There are calls for stricter monitoring of school bus operators after a driver was cleared of causing the death of a schoolgirl by driving dangerously.
Jasmine Allen, 12, died in hospital following the crash
Jasmine Allen, 12, from Hafodyrynys, south Wales died when the minibus she was travelling to school in crashed into a car and overturned in May 2005.
A jury found Christopher Cushing, 38, of Bargoed, guilty of careless driving at Cardiff Crown Court on Wednesday.
It later emerged he had been unlicensed and uninsured to drive the minibus.
The Hafodyrynys community is said to be "dumbfounded" at the verdict.
Cushing was banned from driving for six months and fined £250.
Andrew Lewis, chairman of Hafodyrynys community association, said the supervision of bus contractors had to be tightened.
Speaking after the trial, he told BBC Wales: "I'm dumbfound that taking a child's life means a six months' ban and £250.
"How cheap is a child's life? Is it that cheap?
"It's unbelievable that he should be driving a bus. The local authority should be monitoring the situation much more closely than they are already.
"It's no good just giving out a contract and putting the onus on the contractor.
Cushing was not insured to drive the minibus
"They should be making sure that the drivers of all the buses taking our kids to school should be properly monitored, should be properly identified."
David Cunningham-Jones' son Stuart, 12, died three-and-a-half years ago when his double-decker school bus crashed near his home in Ystradowen, in the Vale of Glamorgan.
He and his wife have campaigned for tighter security on school transport ever since.
He said in a BBC interview: "We have managed to force a lot of organisations to look into school bus transport and do a review and come up with recommendations.
"We're now looking for the National Assembly to take action on the recommendations and put them into guidance for the local authorities to use.
"We need clarity first and foremost for everybody responsible for the school trips. The problem with the trips at the moment is there are two many grey areas - we need it in black and white.
"The other thing is we can't cherry pick the recommendations. We have to act on all the recommendations that have been made."
John Pockett from the Confederation of Passenger Transport in Wales has also called for "clarity" of responsibility.
"I think this is something that everybody involved in school transport has called for ever since and before the sad accident in Cowbridge," Mr Pockett said.

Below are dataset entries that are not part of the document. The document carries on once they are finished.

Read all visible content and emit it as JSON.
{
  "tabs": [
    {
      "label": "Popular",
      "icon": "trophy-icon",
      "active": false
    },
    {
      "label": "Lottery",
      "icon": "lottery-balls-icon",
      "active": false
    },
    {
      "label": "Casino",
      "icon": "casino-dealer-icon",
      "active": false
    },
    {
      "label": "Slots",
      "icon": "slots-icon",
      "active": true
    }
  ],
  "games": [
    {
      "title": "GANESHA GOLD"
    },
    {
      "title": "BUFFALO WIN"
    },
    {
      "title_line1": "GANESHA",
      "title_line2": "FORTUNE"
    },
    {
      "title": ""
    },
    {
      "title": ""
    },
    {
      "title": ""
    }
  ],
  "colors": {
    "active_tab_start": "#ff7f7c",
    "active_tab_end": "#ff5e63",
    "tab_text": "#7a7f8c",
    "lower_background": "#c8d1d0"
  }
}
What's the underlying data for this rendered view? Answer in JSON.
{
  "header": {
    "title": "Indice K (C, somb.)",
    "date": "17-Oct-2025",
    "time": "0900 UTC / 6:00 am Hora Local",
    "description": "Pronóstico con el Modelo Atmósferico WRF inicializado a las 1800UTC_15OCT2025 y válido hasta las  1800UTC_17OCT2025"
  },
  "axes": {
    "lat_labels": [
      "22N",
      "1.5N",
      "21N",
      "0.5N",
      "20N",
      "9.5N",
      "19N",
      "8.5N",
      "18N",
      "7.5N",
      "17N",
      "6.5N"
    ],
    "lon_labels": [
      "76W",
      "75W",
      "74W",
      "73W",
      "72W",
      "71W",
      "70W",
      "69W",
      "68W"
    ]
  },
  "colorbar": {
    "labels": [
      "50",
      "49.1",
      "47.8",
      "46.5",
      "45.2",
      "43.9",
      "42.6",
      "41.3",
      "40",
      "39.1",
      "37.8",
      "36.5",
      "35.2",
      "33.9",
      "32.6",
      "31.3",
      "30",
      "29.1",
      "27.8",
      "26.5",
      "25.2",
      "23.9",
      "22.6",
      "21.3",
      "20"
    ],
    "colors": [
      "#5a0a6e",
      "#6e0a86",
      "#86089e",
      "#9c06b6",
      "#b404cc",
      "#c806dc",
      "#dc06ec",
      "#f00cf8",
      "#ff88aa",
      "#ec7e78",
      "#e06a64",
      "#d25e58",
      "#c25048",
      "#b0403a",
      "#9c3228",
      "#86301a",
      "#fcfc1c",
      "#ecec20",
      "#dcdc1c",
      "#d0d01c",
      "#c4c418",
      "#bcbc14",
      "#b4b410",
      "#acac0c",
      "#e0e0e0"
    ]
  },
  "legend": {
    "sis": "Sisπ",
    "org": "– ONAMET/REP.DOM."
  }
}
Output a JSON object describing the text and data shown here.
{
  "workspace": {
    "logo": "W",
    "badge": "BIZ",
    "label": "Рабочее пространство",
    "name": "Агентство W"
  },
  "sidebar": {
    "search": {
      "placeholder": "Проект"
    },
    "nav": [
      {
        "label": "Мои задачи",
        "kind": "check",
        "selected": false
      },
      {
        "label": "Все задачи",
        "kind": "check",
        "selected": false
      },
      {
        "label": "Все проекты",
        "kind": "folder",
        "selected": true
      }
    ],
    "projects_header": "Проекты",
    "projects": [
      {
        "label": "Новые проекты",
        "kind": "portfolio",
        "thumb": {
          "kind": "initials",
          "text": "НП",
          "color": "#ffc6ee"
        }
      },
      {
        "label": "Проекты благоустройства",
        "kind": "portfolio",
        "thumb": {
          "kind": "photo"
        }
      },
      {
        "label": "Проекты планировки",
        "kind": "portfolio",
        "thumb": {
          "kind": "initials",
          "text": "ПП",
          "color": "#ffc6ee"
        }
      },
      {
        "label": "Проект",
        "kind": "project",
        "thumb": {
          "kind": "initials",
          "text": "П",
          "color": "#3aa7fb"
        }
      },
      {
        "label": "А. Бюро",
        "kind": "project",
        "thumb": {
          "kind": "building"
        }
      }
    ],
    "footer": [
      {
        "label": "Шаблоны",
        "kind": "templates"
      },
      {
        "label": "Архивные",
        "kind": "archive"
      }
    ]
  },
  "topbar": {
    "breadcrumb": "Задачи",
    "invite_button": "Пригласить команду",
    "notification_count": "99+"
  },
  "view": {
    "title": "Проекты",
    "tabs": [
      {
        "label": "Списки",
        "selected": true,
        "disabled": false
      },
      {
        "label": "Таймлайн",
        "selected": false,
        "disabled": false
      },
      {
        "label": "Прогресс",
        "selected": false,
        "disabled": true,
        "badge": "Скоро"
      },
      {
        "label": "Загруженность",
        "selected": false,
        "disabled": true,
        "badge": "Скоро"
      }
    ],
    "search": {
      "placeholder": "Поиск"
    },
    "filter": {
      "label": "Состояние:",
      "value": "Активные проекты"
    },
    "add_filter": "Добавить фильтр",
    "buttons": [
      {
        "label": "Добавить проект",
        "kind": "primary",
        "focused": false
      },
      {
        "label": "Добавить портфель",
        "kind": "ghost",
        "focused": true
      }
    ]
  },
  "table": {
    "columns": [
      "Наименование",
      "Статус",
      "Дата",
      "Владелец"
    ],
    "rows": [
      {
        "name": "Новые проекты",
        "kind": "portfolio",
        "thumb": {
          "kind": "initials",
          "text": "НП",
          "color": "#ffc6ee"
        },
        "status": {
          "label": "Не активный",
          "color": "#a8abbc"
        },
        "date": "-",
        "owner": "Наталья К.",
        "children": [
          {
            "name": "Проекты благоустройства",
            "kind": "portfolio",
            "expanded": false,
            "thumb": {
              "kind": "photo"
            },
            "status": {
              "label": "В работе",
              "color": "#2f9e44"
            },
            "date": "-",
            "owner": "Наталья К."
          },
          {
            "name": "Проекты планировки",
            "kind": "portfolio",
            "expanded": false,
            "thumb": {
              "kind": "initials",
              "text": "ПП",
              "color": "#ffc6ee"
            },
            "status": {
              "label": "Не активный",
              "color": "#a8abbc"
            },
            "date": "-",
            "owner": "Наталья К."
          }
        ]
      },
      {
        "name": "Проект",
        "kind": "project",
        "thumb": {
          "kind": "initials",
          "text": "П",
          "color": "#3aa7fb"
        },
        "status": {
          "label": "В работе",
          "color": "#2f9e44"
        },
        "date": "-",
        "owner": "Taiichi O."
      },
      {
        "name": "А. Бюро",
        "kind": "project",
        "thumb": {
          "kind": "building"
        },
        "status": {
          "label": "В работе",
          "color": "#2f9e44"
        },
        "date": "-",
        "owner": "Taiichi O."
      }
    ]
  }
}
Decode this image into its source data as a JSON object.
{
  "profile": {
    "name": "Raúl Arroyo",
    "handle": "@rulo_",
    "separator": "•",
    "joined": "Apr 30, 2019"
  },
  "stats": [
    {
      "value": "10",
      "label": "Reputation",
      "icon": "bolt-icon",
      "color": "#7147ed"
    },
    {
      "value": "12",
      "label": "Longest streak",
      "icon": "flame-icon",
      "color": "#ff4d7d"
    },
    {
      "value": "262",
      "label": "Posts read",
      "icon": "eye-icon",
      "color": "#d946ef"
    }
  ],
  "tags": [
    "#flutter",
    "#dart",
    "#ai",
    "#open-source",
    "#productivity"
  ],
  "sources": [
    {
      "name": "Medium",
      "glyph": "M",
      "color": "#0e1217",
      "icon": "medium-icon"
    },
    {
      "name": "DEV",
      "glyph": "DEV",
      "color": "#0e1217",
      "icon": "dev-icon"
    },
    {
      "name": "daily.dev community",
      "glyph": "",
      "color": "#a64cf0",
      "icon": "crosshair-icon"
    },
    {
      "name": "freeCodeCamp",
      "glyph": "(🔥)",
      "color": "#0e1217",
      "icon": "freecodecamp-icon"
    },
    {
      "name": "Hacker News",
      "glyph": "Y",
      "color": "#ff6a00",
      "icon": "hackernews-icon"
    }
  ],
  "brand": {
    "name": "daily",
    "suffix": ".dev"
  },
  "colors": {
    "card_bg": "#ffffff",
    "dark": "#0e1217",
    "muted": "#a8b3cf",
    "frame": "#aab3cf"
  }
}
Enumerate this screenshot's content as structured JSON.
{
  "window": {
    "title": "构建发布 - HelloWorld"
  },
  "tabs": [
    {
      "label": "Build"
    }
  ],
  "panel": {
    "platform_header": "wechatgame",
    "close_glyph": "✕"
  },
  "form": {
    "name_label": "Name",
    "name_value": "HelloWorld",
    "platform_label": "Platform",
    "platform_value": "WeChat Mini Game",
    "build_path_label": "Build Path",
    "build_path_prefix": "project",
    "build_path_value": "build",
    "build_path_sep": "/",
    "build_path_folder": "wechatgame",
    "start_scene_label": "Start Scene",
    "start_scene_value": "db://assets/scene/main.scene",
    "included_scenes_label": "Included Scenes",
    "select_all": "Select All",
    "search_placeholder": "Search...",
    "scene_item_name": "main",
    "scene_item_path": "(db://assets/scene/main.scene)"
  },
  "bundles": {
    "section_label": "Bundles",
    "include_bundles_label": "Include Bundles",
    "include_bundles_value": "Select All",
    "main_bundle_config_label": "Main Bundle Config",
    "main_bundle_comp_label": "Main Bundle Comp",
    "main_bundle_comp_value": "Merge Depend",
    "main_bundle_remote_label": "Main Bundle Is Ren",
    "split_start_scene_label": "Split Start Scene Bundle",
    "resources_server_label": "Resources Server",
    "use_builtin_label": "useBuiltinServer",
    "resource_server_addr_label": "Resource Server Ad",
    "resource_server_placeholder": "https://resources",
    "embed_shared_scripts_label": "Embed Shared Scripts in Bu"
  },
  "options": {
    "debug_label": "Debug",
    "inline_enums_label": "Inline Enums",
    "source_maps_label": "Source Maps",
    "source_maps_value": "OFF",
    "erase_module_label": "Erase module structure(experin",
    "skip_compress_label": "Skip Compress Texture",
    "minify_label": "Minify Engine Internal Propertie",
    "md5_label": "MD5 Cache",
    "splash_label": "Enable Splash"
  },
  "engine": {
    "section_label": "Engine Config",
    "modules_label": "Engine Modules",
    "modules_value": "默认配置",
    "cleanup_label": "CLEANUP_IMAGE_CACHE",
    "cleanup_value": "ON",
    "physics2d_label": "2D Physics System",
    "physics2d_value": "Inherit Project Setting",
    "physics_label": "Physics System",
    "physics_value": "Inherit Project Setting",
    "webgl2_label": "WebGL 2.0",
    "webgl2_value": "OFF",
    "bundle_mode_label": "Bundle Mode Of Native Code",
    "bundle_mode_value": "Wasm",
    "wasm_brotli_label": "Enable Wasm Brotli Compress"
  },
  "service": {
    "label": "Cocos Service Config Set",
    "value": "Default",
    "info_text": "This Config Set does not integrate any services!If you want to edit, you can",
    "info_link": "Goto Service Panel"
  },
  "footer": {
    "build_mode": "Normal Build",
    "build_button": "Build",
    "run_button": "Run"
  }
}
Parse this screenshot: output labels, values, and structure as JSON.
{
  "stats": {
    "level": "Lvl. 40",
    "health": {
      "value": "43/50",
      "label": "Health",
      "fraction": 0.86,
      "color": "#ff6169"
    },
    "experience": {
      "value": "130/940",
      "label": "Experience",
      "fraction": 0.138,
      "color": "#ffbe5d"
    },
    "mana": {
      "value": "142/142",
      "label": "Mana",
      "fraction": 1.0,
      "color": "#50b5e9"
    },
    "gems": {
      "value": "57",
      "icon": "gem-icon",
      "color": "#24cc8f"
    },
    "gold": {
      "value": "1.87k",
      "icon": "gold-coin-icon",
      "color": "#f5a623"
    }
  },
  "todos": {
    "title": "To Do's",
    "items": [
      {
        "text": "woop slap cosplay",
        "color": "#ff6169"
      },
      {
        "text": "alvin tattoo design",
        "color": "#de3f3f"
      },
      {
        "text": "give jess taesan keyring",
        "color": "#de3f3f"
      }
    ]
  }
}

"The review the assembly set up showed there's a plethora - an absolute complexity - of different legislation.
"Where the responsibilities lie is not clear and David Cunningham-Jones' call for clarity is something that the industry, groups and local authorities have been calling for a long time."